Practicing intentional kindness can offset the harmful impacts of traditional masculinity by helping men build empathy for others—and for themselves. Developing kindness skills helps us manage our human inclination to be fearful and empowers us to instead develop a “sense of inner strength”. Rather than being ruled by our “negativity bias,” which keeps us in our defensive brains, men (everyone really) can build self-awareness, and awareness of others, through developing kindness skills that value connection and communication. Self-kindness practice can also help men see—and value—our common humanity.
In shifting to a paradigm of kindness as masculine, men are being asked to re-assess traditional masculinity and choose behavior that differs from the long-dominant cultural norm. Biology is not destiny, and practicing kindness as a skill helps us build self-awareness and awareness of others. Regulating behavior in a culture that endorses male anger poses a challenge—especially for men who have been socialized to see any expression of emotion as negative, or who have embraced traditional notions of masculinity. Any changes to that narrative may be perceived as threatening.
But building awareness can help lead men toward feeling more connected to their partners, children, friends, and colleagues. These are the connections that can sustain them, combat the loneliness epidemic, and lead men toward understanding that intentional kindness is a powerful and strong skill-set that can create better relationships with themselves and the people in their lives.

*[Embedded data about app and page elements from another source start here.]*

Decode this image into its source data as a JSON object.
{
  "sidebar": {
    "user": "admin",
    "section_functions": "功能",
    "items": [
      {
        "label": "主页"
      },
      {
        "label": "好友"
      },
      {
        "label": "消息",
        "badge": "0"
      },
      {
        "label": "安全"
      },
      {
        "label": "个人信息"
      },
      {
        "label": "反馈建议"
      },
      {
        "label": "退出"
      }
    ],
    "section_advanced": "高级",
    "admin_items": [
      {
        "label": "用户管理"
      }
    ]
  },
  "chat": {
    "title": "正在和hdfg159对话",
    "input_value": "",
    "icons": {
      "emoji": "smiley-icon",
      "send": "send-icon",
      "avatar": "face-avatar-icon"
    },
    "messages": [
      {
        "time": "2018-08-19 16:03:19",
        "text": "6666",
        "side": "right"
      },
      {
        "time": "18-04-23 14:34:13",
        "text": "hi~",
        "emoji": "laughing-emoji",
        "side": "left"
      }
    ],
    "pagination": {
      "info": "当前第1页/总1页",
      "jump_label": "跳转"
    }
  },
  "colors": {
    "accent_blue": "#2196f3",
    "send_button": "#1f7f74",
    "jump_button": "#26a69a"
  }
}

Intentional kindness helps men take pride in seeing their sons problem-solve using their words, rather than their fists. It helps men move away from words like “sissy” (or worse) when dealing with emotions, and instead values emotional intelligence as a strength. By shifting the focus to kindness and masculinity, we invite a conversation focused on empathy, care, and kindness, rather than one that is solely based on judgement and competition. And that is certainly something we want our kids—regardless of their gender identification—watching today to learn before becoming the leaders of tomorrow.